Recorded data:
════════════════════
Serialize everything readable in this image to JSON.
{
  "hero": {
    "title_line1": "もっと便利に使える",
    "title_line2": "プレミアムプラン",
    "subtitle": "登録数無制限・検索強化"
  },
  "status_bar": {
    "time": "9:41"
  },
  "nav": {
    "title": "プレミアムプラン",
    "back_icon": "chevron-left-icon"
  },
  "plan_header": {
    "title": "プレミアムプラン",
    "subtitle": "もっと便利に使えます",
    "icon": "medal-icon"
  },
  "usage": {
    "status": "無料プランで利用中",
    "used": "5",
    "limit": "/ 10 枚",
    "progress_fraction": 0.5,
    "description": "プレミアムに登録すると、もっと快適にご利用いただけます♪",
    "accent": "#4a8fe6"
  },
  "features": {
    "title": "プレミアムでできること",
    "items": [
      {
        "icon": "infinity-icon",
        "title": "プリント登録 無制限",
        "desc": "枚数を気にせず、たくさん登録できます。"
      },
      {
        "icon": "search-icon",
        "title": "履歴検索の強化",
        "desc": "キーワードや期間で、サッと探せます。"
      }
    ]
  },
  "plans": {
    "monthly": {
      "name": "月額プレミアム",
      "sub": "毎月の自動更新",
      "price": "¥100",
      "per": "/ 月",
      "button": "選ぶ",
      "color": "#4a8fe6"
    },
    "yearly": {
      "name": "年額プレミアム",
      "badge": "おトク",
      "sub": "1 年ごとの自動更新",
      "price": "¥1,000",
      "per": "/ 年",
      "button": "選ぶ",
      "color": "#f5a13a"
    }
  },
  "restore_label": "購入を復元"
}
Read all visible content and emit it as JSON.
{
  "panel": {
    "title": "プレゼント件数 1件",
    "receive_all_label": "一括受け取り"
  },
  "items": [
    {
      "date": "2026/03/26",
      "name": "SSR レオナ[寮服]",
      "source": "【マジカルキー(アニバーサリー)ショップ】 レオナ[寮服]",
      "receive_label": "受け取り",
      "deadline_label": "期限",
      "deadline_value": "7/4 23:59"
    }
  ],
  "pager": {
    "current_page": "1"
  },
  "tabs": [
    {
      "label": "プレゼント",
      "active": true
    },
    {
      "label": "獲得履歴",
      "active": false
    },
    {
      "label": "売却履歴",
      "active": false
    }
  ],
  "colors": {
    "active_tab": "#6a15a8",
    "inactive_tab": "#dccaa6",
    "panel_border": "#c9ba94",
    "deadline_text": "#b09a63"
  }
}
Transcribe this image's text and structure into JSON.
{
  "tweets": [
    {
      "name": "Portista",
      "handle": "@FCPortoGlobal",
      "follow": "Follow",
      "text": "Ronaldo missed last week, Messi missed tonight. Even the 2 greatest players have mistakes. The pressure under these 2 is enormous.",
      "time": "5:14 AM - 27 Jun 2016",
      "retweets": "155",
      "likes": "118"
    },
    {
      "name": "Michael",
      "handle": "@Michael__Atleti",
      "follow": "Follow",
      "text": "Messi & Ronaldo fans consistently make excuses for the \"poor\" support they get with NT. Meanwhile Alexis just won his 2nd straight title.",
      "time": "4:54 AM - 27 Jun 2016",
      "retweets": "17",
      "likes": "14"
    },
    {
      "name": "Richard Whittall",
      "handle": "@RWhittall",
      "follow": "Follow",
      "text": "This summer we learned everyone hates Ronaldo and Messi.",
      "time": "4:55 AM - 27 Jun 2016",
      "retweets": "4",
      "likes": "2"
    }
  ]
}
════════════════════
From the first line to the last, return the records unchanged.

Serialize everything readable in this image to JSON.
{
  "hero": {
    "title_line1": "もっと便利に使える",
    "title_line2": "プレミアムプラン",
    "subtitle": "登録数無制限・検索強化"
  },
  "status_bar": {
    "time": "9:41"
  },
  "nav": {
    "title": "プレミアムプラン",
    "back_icon": "chevron-left-icon"
  },
  "plan_header": {
    "title": "プレミアムプラン",
    "subtitle": "もっと便利に使えます",
    "icon": "medal-icon"
  },
  "usage": {
    "status": "無料プランで利用中",
    "used": "5",
    "limit": "/ 10 枚",
    "progress_fraction": 0.5,
    "description": "プレミアムに登録すると、もっと快適にご利用いただけます♪",
    "accent": "#4a8fe6"
  },
  "features": {
    "title": "プレミアムでできること",
    "items": [
      {
        "icon": "infinity-icon",
        "title": "プリント登録 無制限",
        "desc": "枚数を気にせず、たくさん登録できます。"
      },
      {
        "icon": "search-icon",
        "title": "履歴検索の強化",
        "desc": "キーワードや期間で、サッと探せます。"
      }
    ]
  },
  "plans": {
    "monthly": {
      "name": "月額プレミアム",
      "sub": "毎月の自動更新",
      "price": "¥100",
      "per": "/ 月",
      "button": "選ぶ",
      "color": "#4a8fe6"
    },
    "yearly": {
      "name": "年額プレミアム",
      "badge": "おトク",
      "sub": "1 年ごとの自動更新",
      "price": "¥1,000",
      "per": "/ 年",
      "button": "選ぶ",
      "color": "#f5a13a"
    }
  },
  "restore_label": "購入を復元"
}
Read all visible content and emit it as JSON.
{
  "panel": {
    "title": "プレゼント件数 1件",
    "receive_all_label": "一括受け取り"
  },
  "items": [
    {
      "date": "2026/03/26",
      "name": "SSR レオナ[寮服]",
      "source": "【マジカルキー(アニバーサリー)ショップ】 レオナ[寮服]",
      "receive_label": "受け取り",
      "deadline_label": "期限",
      "deadline_value": "7/4 23:59"
    }
  ],
  "pager": {
    "current_page": "1"
  },
  "tabs": [
    {
      "label": "プレゼント",
      "active": true
    },
    {
      "label": "獲得履歴",
      "active": false
    },
    {
      "label": "売却履歴",
      "active": false
    }
  ],
  "colors": {
    "active_tab": "#6a15a8",
    "inactive_tab": "#dccaa6",
    "panel_border": "#c9ba94",
    "deadline_text": "#b09a63"
  }
}
Transcribe this image's text and structure into JSON.
{
  "tweets": [
    {
      "name": "Portista",
      "handle": "@FCPortoGlobal",
      "follow": "Follow",
      "text": "Ronaldo missed last week, Messi missed tonight. Even the 2 greatest players have mistakes. The pressure under these 2 is enormous.",
      "time": "5:14 AM - 27 Jun 2016",
      "retweets": "155",
      "likes": "118"
    },
    {
      "name": "Michael",
      "handle": "@Michael__Atleti",
      "follow": "Follow",
      "text": "Messi & Ronaldo fans consistently make excuses for the \"poor\" support they get with NT. Meanwhile Alexis just won his 2nd straight title.",
      "time": "4:54 AM - 27 Jun 2016",
      "retweets": "17",
      "likes": "14"
    },
    {
      "name": "Richard Whittall",
      "handle": "@RWhittall",
      "follow": "Follow",
      "text": "This summer we learned everyone hates Ronaldo and Messi.",
      "time": "4:55 AM - 27 Jun 2016",
      "retweets": "4",
      "likes": "2"
    }
  ]
}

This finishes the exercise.